May 2009

Well, I’m pleased to tell you all that my defense went well, and that this is my first blog post as a doctor!  

I gave a presentation with copious just-scanned-that-morning medical institute advertisements, and took a few questions.  Various Minneapolis friends came to the public part of the defense, and my dad and his wife flew in for it.  Then I was sequestered with my committee, who asked me various tough and not so tough questions, and we had an interesting conversation about my work.  ( One of my committee members was on speakerphone, and there were no technical problems.)  I was sent out of the room while the committee deliberated, and spent the time staring at a mysterious photo display in the hallway of the physics building and reciting psalms to myself.  Then my advisor came out and shook my hand, everyone congratulated me and gave me some revisions to do, and I was suddenly Dr. Fischer.  A party ensued, and there was much celebration, including pickled carrots, lots of my favorite people, small children, discussions of Minnesota politics and SQL jokes.  The lilacs were blooming and Minneapolis was as lovable as ever.

I do want to clarify that I am a doctor of the history of science and technology, not of public history.  I’m a public historian because of passion, not training!



 “Suzanne Fischer will defend her dissertation, “Diseases of Men: Sexual Health and Medical Expertise in Advertising Medical Institutes, 1900-1930,” on Monday, May 18, in Physics 236A, beginning at 1:00 pm.

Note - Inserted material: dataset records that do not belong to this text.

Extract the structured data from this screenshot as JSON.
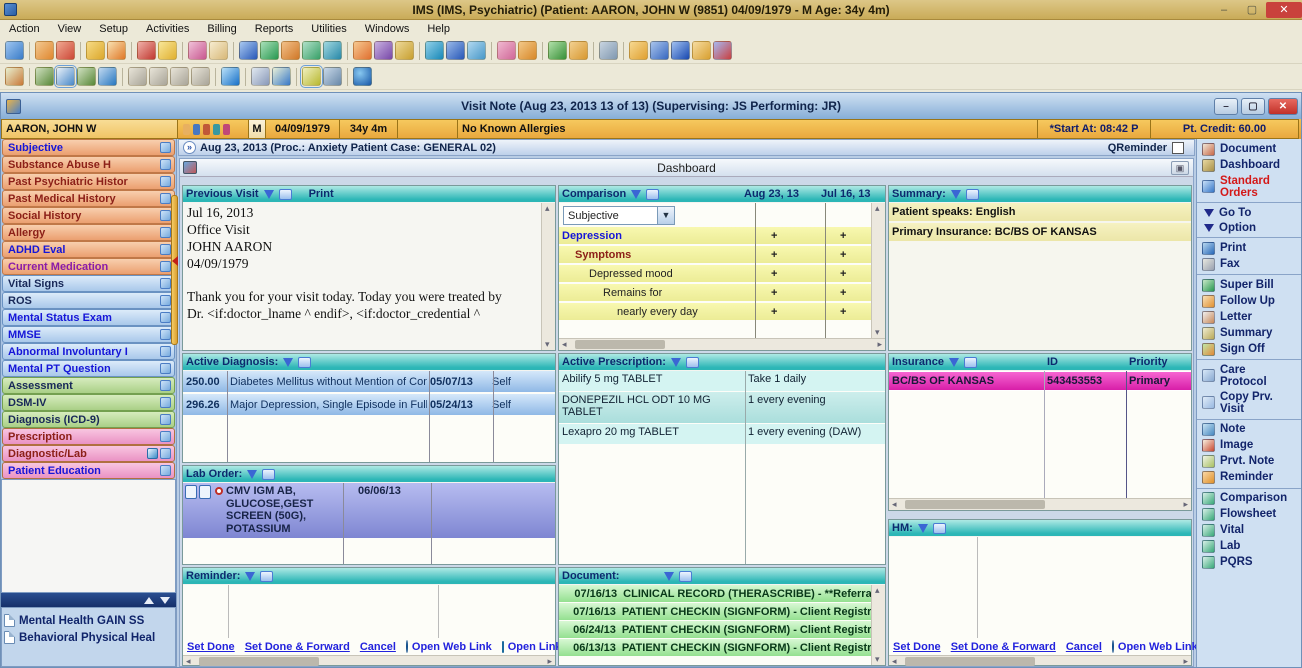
{
  "titlebar": {
    "title": "IMS (IMS, Psychiatric)    (Patient: AARON, JOHN W (9851) 04/09/1979 - M Age: 34y 4m)",
    "minimize": "–",
    "maximize": "▢",
    "close": "✕"
  },
  "menubar": {
    "items": [
      "Action",
      "View",
      "Setup",
      "Activities",
      "Billing",
      "Reports",
      "Utilities",
      "Windows",
      "Help"
    ]
  },
  "visit_note": {
    "title": "Visit Note (Aug 23, 2013   13 of 13) (Supervising: JS Performing: JR)",
    "minimize": "–",
    "maximize": "▢",
    "close": "✕"
  },
  "patient_bar": {
    "name": "AARON, JOHN W",
    "sex": "M",
    "dob": "04/09/1979",
    "age": "34y 4m",
    "allergies": "No Known Allergies",
    "start_at": "*Start At: 08:42 P",
    "credit": "Pt. Credit: 60.00"
  },
  "visit_header": {
    "label": "Aug 23, 2013  (Proc.: Anxiety Patient  Case: GENERAL 02)",
    "qreminder_label": "QReminder"
  },
  "left_sidebar": {
    "items": [
      {
        "label": "Subjective"
      },
      {
        "label": "Substance Abuse H"
      },
      {
        "label": "Past Psychiatric Histor"
      },
      {
        "label": "Past Medical History"
      },
      {
        "label": "Social History"
      },
      {
        "label": "Allergy"
      },
      {
        "label": "ADHD Eval"
      },
      {
        "label": "Current Medication"
      },
      {
        "label": "Vital Signs"
      },
      {
        "label": "ROS"
      },
      {
        "label": "Mental Status Exam"
      },
      {
        "label": "MMSE"
      },
      {
        "label": "Abnormal Involuntary I"
      },
      {
        "label": "Mental PT Question"
      },
      {
        "label": "Assessment"
      },
      {
        "label": "DSM-IV"
      },
      {
        "label": "Diagnosis (ICD-9)"
      },
      {
        "label": "Prescription"
      },
      {
        "label": "Diagnostic/Lab"
      },
      {
        "label": "Patient Education"
      }
    ],
    "bottom_items": [
      {
        "label": "Mental Health GAIN SS"
      },
      {
        "label": "Behavioral Physical Heal"
      }
    ]
  },
  "dashboard": {
    "title": "Dashboard",
    "previous_visit": {
      "title": "Previous Visit",
      "print_label": "Print",
      "text": "Jul 16, 2013\nOffice Visit\nJOHN AARON\n04/09/1979\n\nThank you for your visit today. Today you were treated by\nDr. <if:doctor_lname ^ endif>, <if:doctor_credential ^"
    },
    "comparison": {
      "title": "Comparison",
      "col1": "Aug 23, 13",
      "col2": "Jul 16, 13",
      "dropdown_value": "Subjective",
      "rows": [
        {
          "label": "Depression",
          "v1": "+",
          "v2": "+"
        },
        {
          "label": "Symptoms",
          "v1": "+",
          "v2": "+"
        },
        {
          "label": "Depressed mood",
          "v1": "+",
          "v2": "+"
        },
        {
          "label": "Remains for",
          "v1": "+",
          "v2": "+"
        },
        {
          "label": "nearly every day",
          "v1": "+",
          "v2": "+"
        }
      ]
    },
    "summary": {
      "title": "Summary:",
      "rows": [
        {
          "text": "Patient speaks: English"
        },
        {
          "text": "Primary Insurance: BC/BS OF KANSAS"
        }
      ]
    },
    "active_diagnosis": {
      "title": "Active Diagnosis:",
      "rows": [
        {
          "code": "250.00",
          "desc": "Diabetes Mellitus without Mention of Con",
          "date": "05/07/13",
          "src": "Self"
        },
        {
          "code": "296.26",
          "desc": "Major Depression, Single Episode in Full",
          "date": "05/24/13",
          "src": "Self"
        }
      ]
    },
    "active_prescription": {
      "title": "Active Prescription:",
      "rows": [
        {
          "drug": "Abilify 5 mg TABLET",
          "sig": "Take 1 daily"
        },
        {
          "drug": "DONEPEZIL HCL ODT 10 MG TABLET",
          "sig": "1 every evening"
        },
        {
          "drug": "Lexapro 20 mg TABLET",
          "sig": "1 every evening (DAW)"
        }
      ]
    },
    "insurance": {
      "title": "Insurance",
      "col_id": "ID",
      "col_priority": "Priority",
      "rows": [
        {
          "name": "BC/BS OF KANSAS",
          "id": "543453553",
          "priority": "Primary"
        }
      ]
    },
    "lab_order": {
      "title": "Lab Order:",
      "rows": [
        {
          "tests": "CMV IGM AB, GLUCOSE,GEST SCREEN (50G), POTASSIUM",
          "date": "06/06/13"
        }
      ]
    },
    "reminder": {
      "title": "Reminder:"
    },
    "hm": {
      "title": "HM:"
    },
    "document": {
      "title": "Document:",
      "rows": [
        {
          "date": "07/16/13",
          "text": "CLINICAL RECORD (THERASCRIBE)  - **Referra"
        },
        {
          "date": "07/16/13",
          "text": "PATIENT CHECKIN (SIGNFORM)  - Client Registra"
        },
        {
          "date": "06/24/13",
          "text": "PATIENT CHECKIN (SIGNFORM)  - Client Registra"
        },
        {
          "date": "06/13/13",
          "text": "PATIENT CHECKIN (SIGNFORM)  - Client Registra"
        }
      ]
    },
    "links": {
      "set_done": "Set Done",
      "set_done_forward": "Set Done & Forward",
      "cancel": "Cancel",
      "open_web_link": "Open Web Link",
      "open_link": "Open Link"
    }
  },
  "right_sidebar": {
    "items": [
      {
        "label": "Document"
      },
      {
        "label": "Dashboard"
      },
      {
        "label": "Standard Orders"
      },
      {
        "label": "Go To"
      },
      {
        "label": "Option"
      },
      {
        "label": "Print"
      },
      {
        "label": "Fax"
      },
      {
        "label": "Super Bill"
      },
      {
        "label": "Follow Up"
      },
      {
        "label": "Letter"
      },
      {
        "label": "Summary"
      },
      {
        "label": "Sign Off"
      },
      {
        "label": "Care Protocol"
      },
      {
        "label": "Copy Prv. Visit"
      },
      {
        "label": "Note"
      },
      {
        "label": "Image"
      },
      {
        "label": "Prvt. Note"
      },
      {
        "label": "Reminder"
      },
      {
        "label": "Comparison"
      },
      {
        "label": "Flowsheet"
      },
      {
        "label": "Vital"
      },
      {
        "label": "Lab"
      },
      {
        "label": "PQRS"
      }
    ]
  }
}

All members of the History of Science, Technology, and Medicine Program [and everyone else] are invited to attend her opening presentation (about 20 to 30 minutes, including questions), and then the examining will convene in private for the examination.”